this (see the first comment on this bug for a link to the python-dev 
archives
where I posted about the 'itch' this code 'scratched'), so it's fine 
with me if
it just goes away now.
msg104298 - (view) Author: Paul Jimenez (paulj) Date: 2010-04-27 06:48
Since no one else has commented on this in over a year, and the new (2.6+) code works fine, I'll just close this to help clean things up.
msg104477 - (view) Author: Senthil Kumaran (orsenthil) * (Python committer) Date: 2010-04-29 02:16
Should we close this as out-of-date? I was inclined to see it as fixed as urlparse has gone changes in direction as suggested by the issue.

Sorry Paul, for no response.

Regarding this issue, I plan to use the testcases provided in the patch in the stdlib testsuite and fix things there or comment/document it in the code where parsing conflict arises. This will help us keep track too.

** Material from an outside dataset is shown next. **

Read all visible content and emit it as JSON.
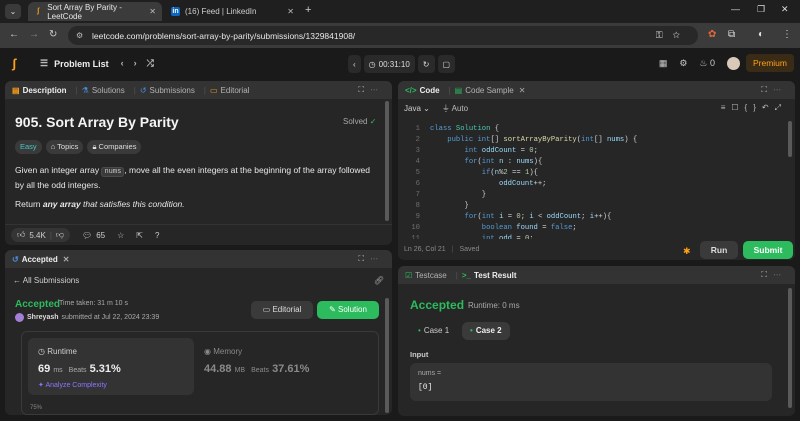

I ran the test cases in the patch against the current trunk and i see 4 tests failing (like borderline scenarios of parsing). I shall take it up,commit the test cases to the trunk and fix it.
msg104688 - (view) Author: Paul Jimenez (paulj) Date: 2010-05-01 02:19
That sounds great - at least something useful will come out of this, even if it's just more tests for urlparse :)
msg105183 - (view) Author: Senthil Kumaran (orsenthil) * (Python committer) Date: 2010-05-07 04:31
Committed the tests in the r80908, r80909, r80910 and r80911.
The backward incompatible test cases, as in whose parsing requirements have changed since the previous RFC has been commented out. There were 4 abnormal scenarios and one strict parsing requirement (overridden by relaxed parsing requirement use case).

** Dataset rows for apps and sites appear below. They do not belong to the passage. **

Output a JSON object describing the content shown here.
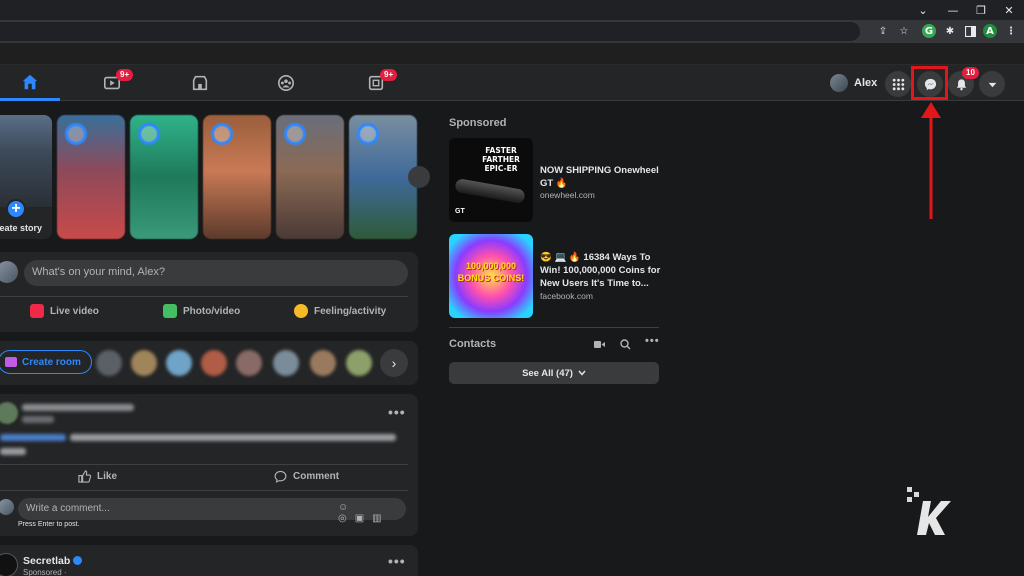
{
  "browser": {
    "window_controls": [
      "⌄",
      "—",
      "❐",
      "✕"
    ],
    "profile_initial": "A"
  },
  "nav": {
    "watch_badge": "9+",
    "gaming_badge": "9+",
    "profile_name": "Alex",
    "notifications_badge": "10"
  },
  "stories": {
    "create_label": "reate story"
  },
  "composer": {
    "placeholder": "What's on your mind, Alex?",
    "live_video": "Live video",
    "photo_video": "Photo/video",
    "feeling_activity": "Feeling/activity"
  },
  "rooms": {
    "create_room": "Create room"
  },
  "post": {
    "like": "Like",
    "comment": "Comment",
    "comment_placeholder": "Write a comment...",
    "hint": "Press Enter to post."
  },
  "post2": {
    "author": "Secretlab",
    "meta": "Sponsored · "
  },
  "right": {
    "sponsored": "Sponsored",
    "ads": [
      {
        "title": "NOW SHIPPING Onewheel GT 🔥",
        "domain": "onewheel.com",
        "image_text": "FASTER FARTHER EPIC-ER",
        "image_badge": "GT"
      },
      {
        "title": "😎 💻 🔥 16384 Ways To Win! 100,000,000 Coins for New Users It's Time to...",
        "domain": "facebook.com",
        "image_text": "100,000,000 BONUS COINS!"
      }
    ],
    "contacts": "Contacts",
    "see_all": "See All (47)"
  },
  "colors": {
    "accent": "#2d88ff",
    "highlight": "#e3161b",
    "badge": "#e41e3f"
  }
}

With respect to commented out tests, if we come across parsing behavior in applications relying on it, we can address it then.

Thanks Paul and others for tracking this issue.
History
Date User Action Args
2010-07-11 05:18:40orsenthilunlinkissue1500504 dependencies
2010-05-07 04:31:54orsenthilsetstatus: open -> closed
type: enhancement -> behavior
messages: + msg105183

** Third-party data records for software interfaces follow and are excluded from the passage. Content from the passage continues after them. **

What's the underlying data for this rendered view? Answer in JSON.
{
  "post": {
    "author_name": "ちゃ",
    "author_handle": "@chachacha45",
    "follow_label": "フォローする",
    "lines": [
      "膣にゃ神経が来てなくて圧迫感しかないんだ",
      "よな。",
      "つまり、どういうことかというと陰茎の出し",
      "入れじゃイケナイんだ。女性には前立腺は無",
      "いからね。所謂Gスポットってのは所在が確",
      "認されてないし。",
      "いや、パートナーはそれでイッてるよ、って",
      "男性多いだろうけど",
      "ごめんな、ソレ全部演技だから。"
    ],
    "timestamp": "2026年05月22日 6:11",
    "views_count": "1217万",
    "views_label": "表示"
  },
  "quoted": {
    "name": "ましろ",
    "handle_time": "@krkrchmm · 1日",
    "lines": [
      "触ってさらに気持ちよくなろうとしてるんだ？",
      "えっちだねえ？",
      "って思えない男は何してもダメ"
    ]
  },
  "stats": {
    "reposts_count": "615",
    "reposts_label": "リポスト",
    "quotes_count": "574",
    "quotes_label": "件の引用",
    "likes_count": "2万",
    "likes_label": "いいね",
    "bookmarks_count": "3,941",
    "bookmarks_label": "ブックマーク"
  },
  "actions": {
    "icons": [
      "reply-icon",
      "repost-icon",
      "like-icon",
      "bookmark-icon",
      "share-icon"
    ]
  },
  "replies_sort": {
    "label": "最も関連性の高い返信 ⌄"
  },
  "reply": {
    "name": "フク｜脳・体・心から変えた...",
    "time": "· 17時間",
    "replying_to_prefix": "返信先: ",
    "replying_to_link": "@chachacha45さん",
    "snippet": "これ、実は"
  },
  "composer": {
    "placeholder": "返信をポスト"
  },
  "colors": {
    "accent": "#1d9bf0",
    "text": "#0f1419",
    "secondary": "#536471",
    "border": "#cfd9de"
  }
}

resolution: accepted -> fixed
stage: test needed -> resolved
2010-05-01 02:19:52pauljsetmessages: + msg104688
2010-04-29 02:16:17orsenthilsetstatus: closed -> open
assignee: facundobatista -> orsenthil
resolution: out of date -> accepted
messages: + msg104477
2010-04-28 17:03:16r.david.murraysetresolution: out of date
2010-04-27 06:48:04pauljsetstatus: open -> closed

messages: + msg104298
2009-10-03 22:37:33pauljsetmessages: + msg93512
2009-04-22 17:24:49ajaksu2linkissue1500504 dependencies
2009-02-13 01:40:20ajaksu2setstage: test needed
type: enhancement
versions: + Python 2.7
2009-02-13 01:36:07ajaksu2linkissue1591035 dependencies
2008-08-25 13:14:36orsenthilsetmessages: + msg71919
2008-07-03 19:10:38facundobatistasetassignee: facundobatista
messages: + msg69227
nosy: + facundobatista, orsenthil
2008-01-05 11:56:20vilasetnosy: + vila
2007-11-22 11:21:43vincentksetmessages: + msg57756
2007-11-21 10:29:37vincentksetmessages: + msg57736
2007-11-20 18:57:05vincentksetnosy: + vincentk
messages: + msg57705
2007-10-29 16:38:16ijmorlansetfiles: + testurlparse.py
nosy: + ijmorlan
messages: + msg56909
2007-08-30 22:26:17skip.montanarosetnosy: + skip.montanaro
2006-04-01 03:30:42pauljcreate